Plastics from e-waste

A project to recycle the black plastics from TV housings into new TV housings.

PDF icon Testing high-end reuse of engineering plastics from used electronic products (October 2003)

TV housings

In an effort to support the recycling of used electronic products in Minnesota and the region, the Recycling Market Development program developed a project designed to work within existing markets to develop demand for engineering plastics from used TV housings. Work on this project was funded by the U.S. Environmental Protection Agency's (U.S. EPA) Region 5 office.

The project had several specific objectives: support electronics product stewardship efforts, identify opportunities and barriers to closed-loop recycling of plastics from electronics, and determine how recycling of these plastics might reduce the production of greenhouse gases.

Project design

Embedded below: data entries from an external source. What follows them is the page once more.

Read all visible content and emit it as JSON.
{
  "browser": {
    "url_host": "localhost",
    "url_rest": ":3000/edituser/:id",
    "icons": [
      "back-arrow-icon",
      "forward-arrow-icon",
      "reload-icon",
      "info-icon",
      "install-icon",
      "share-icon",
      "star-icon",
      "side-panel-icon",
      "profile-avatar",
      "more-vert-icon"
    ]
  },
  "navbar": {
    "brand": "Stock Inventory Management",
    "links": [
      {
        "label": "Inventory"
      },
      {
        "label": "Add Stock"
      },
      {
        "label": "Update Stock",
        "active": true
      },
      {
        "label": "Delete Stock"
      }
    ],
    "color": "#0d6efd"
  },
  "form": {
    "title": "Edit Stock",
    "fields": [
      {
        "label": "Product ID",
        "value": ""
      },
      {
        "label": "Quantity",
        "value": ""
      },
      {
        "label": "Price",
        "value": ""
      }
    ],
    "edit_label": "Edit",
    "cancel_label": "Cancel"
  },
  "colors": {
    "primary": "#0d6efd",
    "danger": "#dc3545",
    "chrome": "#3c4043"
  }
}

This project was designed to develop new, competitive, domestic demand for engineering plastics without government subsidies. In order to accomplish this goal, Minnesota, the Wisconsin Department of Natural Resources, the Illinois Department of Commerce and Economic Opportunity, and the U.S. EPA collaborated with Sony Electronics and regional electronics demanufacturers (recyclers) to establish a recycling infrastructure. This involved identifying and selecting a plastics processor to collect post-consumer plastics from the recyclers and process the material into plastic pellets that meet necessary specifications for Sony's applications. The potential for greenhouse gas reduction resulting from using post-consumer plastics in place of virgin plastics was also evaluated.

Barriers and opportunities

The project did not active its ultimate objective: providing a scheduled supply of post-consumer FR-HIPS from electronics to Sony for manufacture into TV housings.

The report authors identify barriers to this objective and opportunities for the future. The report also includes recommendations; in particular, project participants are encouraged to continue to monitor the market and pursue similar programs in the future when opportunities present themselves. All of the barriers faced during the project have the potential to change, sometimes dramatically, which might make this project more viable at a later date.